If you find these types of questions useful while constructing the ins and outs of your world, great (just beware of world-builder’s disease, which will be the topic of another installment of this world-building series). But before you delve into those lists, I have the two essential world building questions that you need to answer first, before any others. These two questions will set you up for success, so that the world you create is cohesive, and that the answers you give to future world-building questions aren’t simply arbitrary. Does it really matter what shape the tables in your world are? Well, it might, if your tables are round because your world takes equality very seriously and that’s important to your story.
This questions will be most ostensibly useful for Scifi/Fantasy writers, but writers of realistic fiction can also benefit by concentrating on the micro-world they are creating between their characters.
Essential World Building Question #1:
What makes the world exceptional compared to our own?
What are the differences between the world you are creating and the real world? For example, in the Harry Potter universe, the answer to this question is that there is group of people who genetically inherit the ability to use magic. All of the other smaller differences (pictures moving, magic wands, etc.) stem from this one major difference.

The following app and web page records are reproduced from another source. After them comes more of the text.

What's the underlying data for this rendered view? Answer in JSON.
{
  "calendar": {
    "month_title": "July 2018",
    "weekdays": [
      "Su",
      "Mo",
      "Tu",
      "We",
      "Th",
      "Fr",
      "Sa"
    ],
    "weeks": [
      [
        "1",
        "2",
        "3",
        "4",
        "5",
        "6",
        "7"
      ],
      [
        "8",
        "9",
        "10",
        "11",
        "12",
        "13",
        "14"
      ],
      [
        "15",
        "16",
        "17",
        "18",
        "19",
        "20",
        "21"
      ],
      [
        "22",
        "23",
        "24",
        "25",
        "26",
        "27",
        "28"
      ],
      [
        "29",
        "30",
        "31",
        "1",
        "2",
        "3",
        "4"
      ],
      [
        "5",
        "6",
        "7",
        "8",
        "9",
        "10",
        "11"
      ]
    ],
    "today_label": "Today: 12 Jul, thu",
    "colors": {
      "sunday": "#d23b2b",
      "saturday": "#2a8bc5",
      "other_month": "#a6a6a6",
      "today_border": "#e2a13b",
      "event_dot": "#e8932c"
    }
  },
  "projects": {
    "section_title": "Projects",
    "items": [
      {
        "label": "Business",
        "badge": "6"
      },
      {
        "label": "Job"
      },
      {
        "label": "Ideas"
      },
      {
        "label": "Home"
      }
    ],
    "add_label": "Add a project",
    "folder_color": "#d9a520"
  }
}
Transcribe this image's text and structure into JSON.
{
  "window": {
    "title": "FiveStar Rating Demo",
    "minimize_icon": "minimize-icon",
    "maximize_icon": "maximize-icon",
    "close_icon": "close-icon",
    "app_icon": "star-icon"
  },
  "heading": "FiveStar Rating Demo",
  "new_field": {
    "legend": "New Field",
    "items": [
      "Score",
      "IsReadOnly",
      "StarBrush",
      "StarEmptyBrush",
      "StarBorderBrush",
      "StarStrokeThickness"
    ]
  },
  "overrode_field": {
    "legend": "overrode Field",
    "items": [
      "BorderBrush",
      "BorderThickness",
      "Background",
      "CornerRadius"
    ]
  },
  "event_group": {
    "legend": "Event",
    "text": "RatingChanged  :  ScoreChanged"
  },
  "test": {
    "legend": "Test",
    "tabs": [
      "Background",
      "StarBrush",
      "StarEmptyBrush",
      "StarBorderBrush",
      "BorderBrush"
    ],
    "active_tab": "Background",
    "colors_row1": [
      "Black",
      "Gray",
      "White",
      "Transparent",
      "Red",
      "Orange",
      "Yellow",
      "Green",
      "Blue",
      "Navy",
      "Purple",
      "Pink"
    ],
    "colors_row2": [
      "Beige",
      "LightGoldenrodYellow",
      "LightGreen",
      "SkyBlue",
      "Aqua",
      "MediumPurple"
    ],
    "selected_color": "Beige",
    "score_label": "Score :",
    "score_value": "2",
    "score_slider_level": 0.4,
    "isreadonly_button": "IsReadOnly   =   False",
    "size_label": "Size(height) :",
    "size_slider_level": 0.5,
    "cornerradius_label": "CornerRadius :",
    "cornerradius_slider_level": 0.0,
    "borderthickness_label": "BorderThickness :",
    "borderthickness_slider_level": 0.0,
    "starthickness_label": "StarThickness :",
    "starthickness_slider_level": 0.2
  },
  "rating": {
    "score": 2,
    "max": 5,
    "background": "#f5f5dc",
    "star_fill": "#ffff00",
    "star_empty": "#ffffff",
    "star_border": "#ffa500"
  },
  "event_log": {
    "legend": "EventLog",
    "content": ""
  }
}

You should also ask yourself if your new world is somehow connected to our own, or if it is completely separate. The Harry Potter world is contained entirely within our own, while the Game of Thrones world is a completely separate reality. Dystopian, post-apocalyptic, and worlds set in the future are all connected to this world through cause and effect. If your world is contained in our current world, or has stemmed off from it somehow, you’ll need to know how the existence if this sub-world or future world affects the ‘real world’, and vice versa.
Essential World Building Question #2
How do these differences relate to your story?
As a writer, it is important to remember that your world is a mere back-drop for your story, like a set in a school play. Of course you want this set to be believable enough to not be distracting, but story always comes first.
Many writers make the mistake of making the world the focus of their book, and may not even really have a story in mind. These people are not writing novels, they’re writing history and science books for places that don’t even exist. They’re committing the dreadful sin of info-dumping. They are suffering from world-builder’s disease, which is a terrible, terrible affliction.
It is possible to create a story from a world. The first step is to figure out who the people who populate the world are, then to figure out the problems inherent to this specific world. Decide which characters are caused the greatest amount of suffering from this problem. Then write about them dealing with it.
That’s it for this week. Next week, we’ll be continuing the series on world building.